He had his first full week away from me in September 2012 and since then his behaviour when we go on visits to friends, parks, the pool and so on has been a real struggle.
He throws tantrums if he can't get something he wants, kicks me and uses bad language. I do like to get out with him as I am a lone parent but find when I get home I feel terrible.
He spends every second weekend with his dad, who gives in to him and buys him whatever he wants.
His dad seems to have no routine with him. I can't ask his dad to do as I do as it only causes an argument, so I just parent the way I do and leave it at that.
He used to be such a placid little boy and I always had a great routine with him. It's just his behaviour that I find hard.
IN YOUR house things sound relatively settled and routined. You sound like you have clear expectations of your son and his behaviour. However, from what you describe, his dad takes a much more laissez-faire approach. The week he spent away from you sounds like it may have been quite distressing for him.
A week is a long time to be away at his age. I'm guessing you got little feedback about what happened during that week but it may have been difficult for both him and his dad, neither of whom was used to the other.
Perhaps your son has been acting out his distress since then.
Alternatively, or as well, it may be that since he has been spending more time with his dad, your son has become confused, learning a very different message from his dad, akin to "you can do what you like".
Naturally this would be an appealing message for a child to hear and one that they then are likely to replicate in other situations.
I think you are correct to recognise that you can't really influence what happens in his dad's house at the moment. You can only have an effect in your own house.
Down the line, your relationship with his dad might become easier and then it might be possible to suggest ways of dealing with your son to try to increase the consistency of his experience in the two homes.
For now, though, you need to stick quite firmly with your own approach of being kind but determined about what behaviours are acceptable and what behaviours are not.
The good news is that children are very adaptable and flexible and most of them will quickly realise that you can behave one way in one environment, but that you may have to behave a different way in another environment because the rules and expectations may be different.
It is essential that the rules in your house are clear and are predictably and consistently enforced.
At his age he needs to learn from experience that behaviours like hitting, kicking or cursing will have negative consequences for him, such as not being brought out for trips or visits, not being allowed to continue to play with friends for short periods and so on.
Help him to recognise when he feels frustrated or angry at times, but then remind him that he can tell you in words without having to show you by kicking, for example. Then work really hard to catch him being good so that you can praise and reward this behaviour instead.

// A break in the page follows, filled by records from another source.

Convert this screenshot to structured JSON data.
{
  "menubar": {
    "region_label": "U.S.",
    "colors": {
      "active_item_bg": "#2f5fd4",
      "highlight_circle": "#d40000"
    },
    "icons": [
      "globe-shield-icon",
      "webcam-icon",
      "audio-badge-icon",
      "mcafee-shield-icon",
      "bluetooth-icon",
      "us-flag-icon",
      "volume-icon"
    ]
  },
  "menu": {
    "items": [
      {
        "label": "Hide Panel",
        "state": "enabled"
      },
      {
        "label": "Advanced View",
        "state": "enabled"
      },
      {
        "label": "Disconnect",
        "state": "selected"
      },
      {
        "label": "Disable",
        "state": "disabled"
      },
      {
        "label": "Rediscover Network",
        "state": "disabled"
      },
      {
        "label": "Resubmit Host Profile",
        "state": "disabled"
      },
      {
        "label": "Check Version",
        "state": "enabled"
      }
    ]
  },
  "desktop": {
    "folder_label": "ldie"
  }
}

Having a strong routine in your home is a very good thing, too, as the regularity and predictability of his experiences with you will help him to slot back into his normal, good behaviour with you sooner.
Health & Living